== Exercise goal ==
Where an image occurs, skip it and print the rest of the records verbatim.

Records from a data collection
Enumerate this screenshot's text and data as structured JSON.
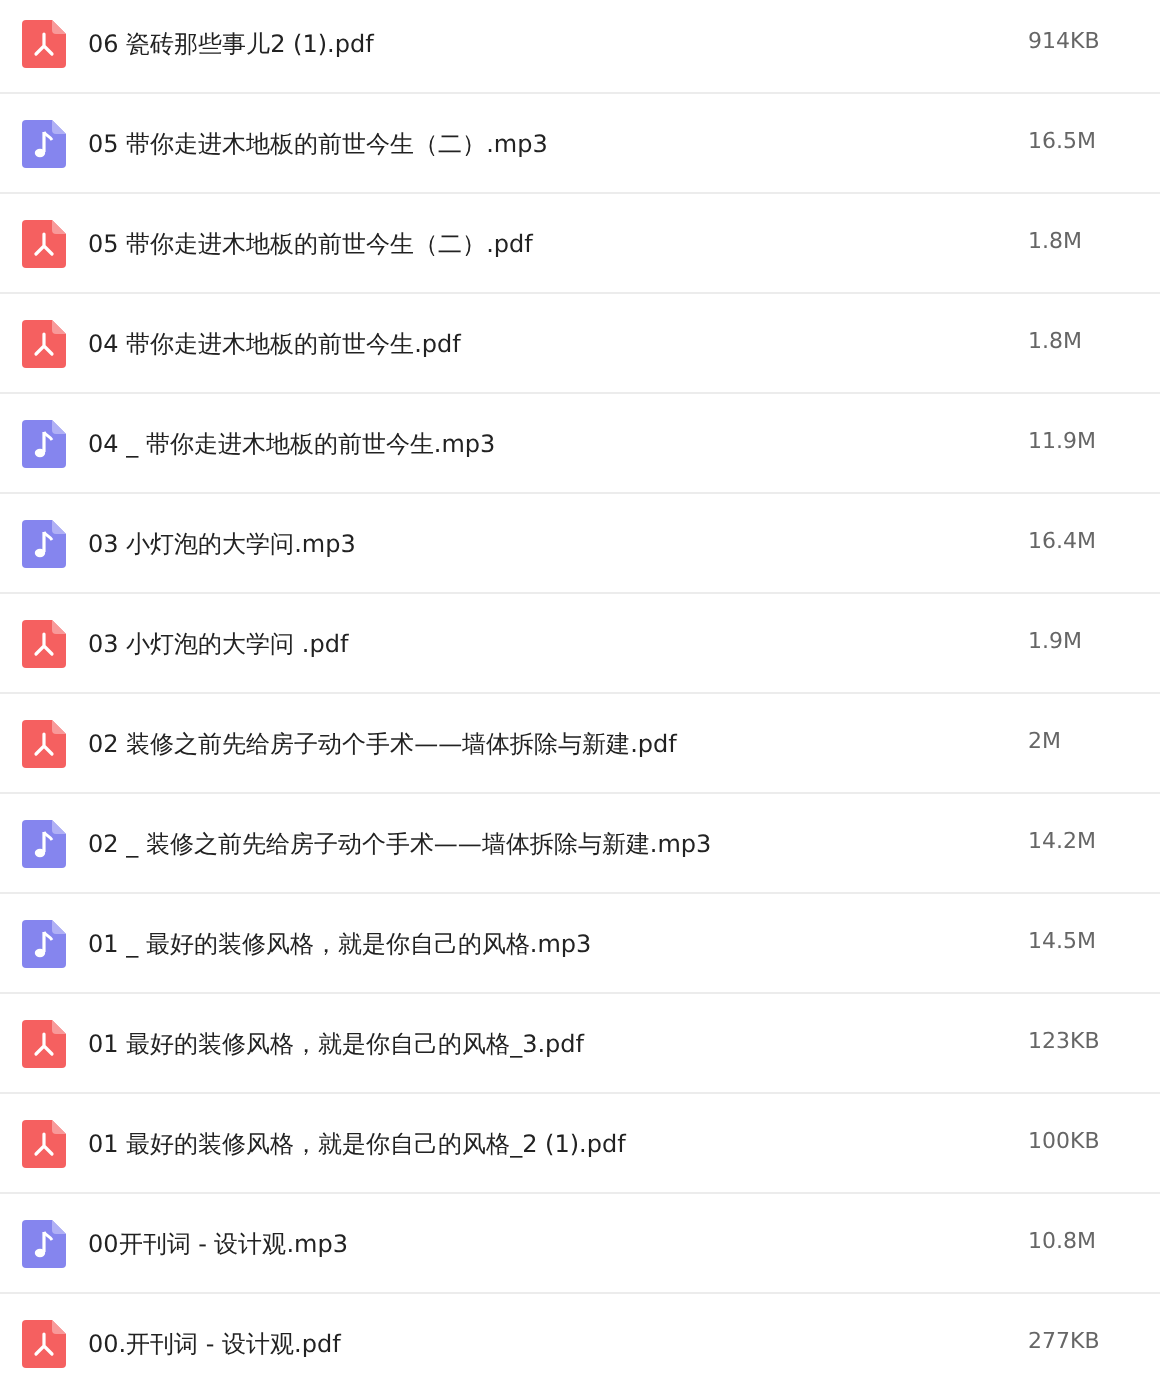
{
  "files": [
    {
      "kind": "pdf",
      "name": "06 瓷砖那些事儿2 (1).pdf",
      "size": "914KB"
    },
    {
      "kind": "audio",
      "name": "05 带你走进木地板的前世今生（二）.mp3",
      "size": "16.5M"
    },
    {
      "kind": "pdf",
      "name": "05 带你走进木地板的前世今生（二）.pdf",
      "size": "1.8M"
    },
    {
      "kind": "pdf",
      "name": "04 带你走进木地板的前世今生.pdf",
      "size": "1.8M"
    },
    {
      "kind": "audio",
      "name": "04 _ 带你走进木地板的前世今生.mp3",
      "size": "11.9M"
    },
    {
      "kind": "audio",
      "name": "03 小灯泡的大学问.mp3",
      "size": "16.4M"
    },
    {
      "kind": "pdf",
      "name": "03 小灯泡的大学问 .pdf",
      "size": "1.9M"
    },
    {
      "kind": "pdf",
      "name": "02 装修之前先给房子动个手术——墙体拆除与新建.pdf",
      "size": "2M"
    },
    {
      "kind": "audio",
      "name": "02 _ 装修之前先给房子动个手术——墙体拆除与新建.mp3",
      "size": "14.2M"
    },
    {
      "kind": "audio",
      "name": "01 _ 最好的装修风格，就是你自己的风格.mp3",
      "size": "14.5M"
    },
    {
      "kind": "pdf",
      "name": "01 最好的装修风格，就是你自己的风格_3.pdf",
      "size": "123KB"
    },
    {
      "kind": "pdf",
      "name": "01 最好的装修风格，就是你自己的风格_2 (1).pdf",
      "size": "100KB"
    },
    {
      "kind": "audio",
      "name": "00开刊词 - 设计观.mp3",
      "size": "10.8M"
    },
    {
      "kind": "pdf",
      "name": "00.开刊词 - 设计观.pdf",
      "size": "277KB"
    }
  ]
}
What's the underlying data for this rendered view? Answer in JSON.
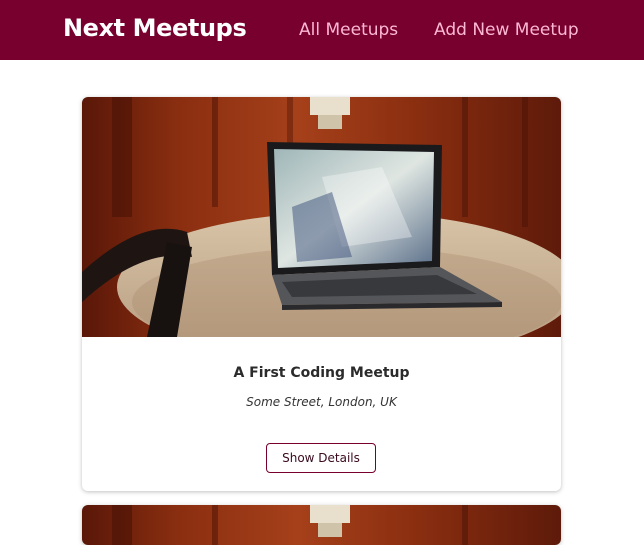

== Answer space ==
Enumerate this screenshot's text and data as structured JSON.
{
  "files": [
    {
      "kind": "pdf",
      "name": "06 瓷砖那些事儿2 (1).pdf",
      "size": "914KB"
    },
    {
      "kind": "audio",
      "name": "05 带你走进木地板的前世今生（二）.mp3",
      "size": "16.5M"
    },
    {
      "kind": "pdf",
      "name": "05 带你走进木地板的前世今生（二）.pdf",
      "size": "1.8M"
    },
    {
      "kind": "pdf",
      "name": "04 带你走进木地板的前世今生.pdf",
      "size": "1.8M"
    },
    {
      "kind": "audio",
      "name": "04 _ 带你走进木地板的前世今生.mp3",
      "size": "11.9M"
    },
    {
      "kind": "audio",
      "name": "03 小灯泡的大学问.mp3",
      "size": "16.4M"
    },
    {
      "kind": "pdf",
      "name": "03 小灯泡的大学问 .pdf",
      "size": "1.9M"
    },
    {
      "kind": "pdf",
      "name": "02 装修之前先给房子动个手术——墙体拆除与新建.pdf",
      "size": "2M"
    },
    {
      "kind": "audio",
      "name": "02 _ 装修之前先给房子动个手术——墙体拆除与新建.mp3",
      "size": "14.2M"
    },
    {
      "kind": "audio",
      "name": "01 _ 最好的装修风格，就是你自己的风格.mp3",
      "size": "14.5M"
    },
    {
      "kind": "pdf",
      "name": "01 最好的装修风格，就是你自己的风格_3.pdf",
      "size": "123KB"
    },
    {
      "kind": "pdf",
      "name": "01 最好的装修风格，就是你自己的风格_2 (1).pdf",
      "size": "100KB"
    },
    {
      "kind": "audio",
      "name": "00开刊词 - 设计观.mp3",
      "size": "10.8M"
    },
    {
      "kind": "pdf",
      "name": "00.开刊词 - 设计观.pdf",
      "size": "277KB"
    }
  ]
}
What's the underlying data for this rendered view? Answer in JSON.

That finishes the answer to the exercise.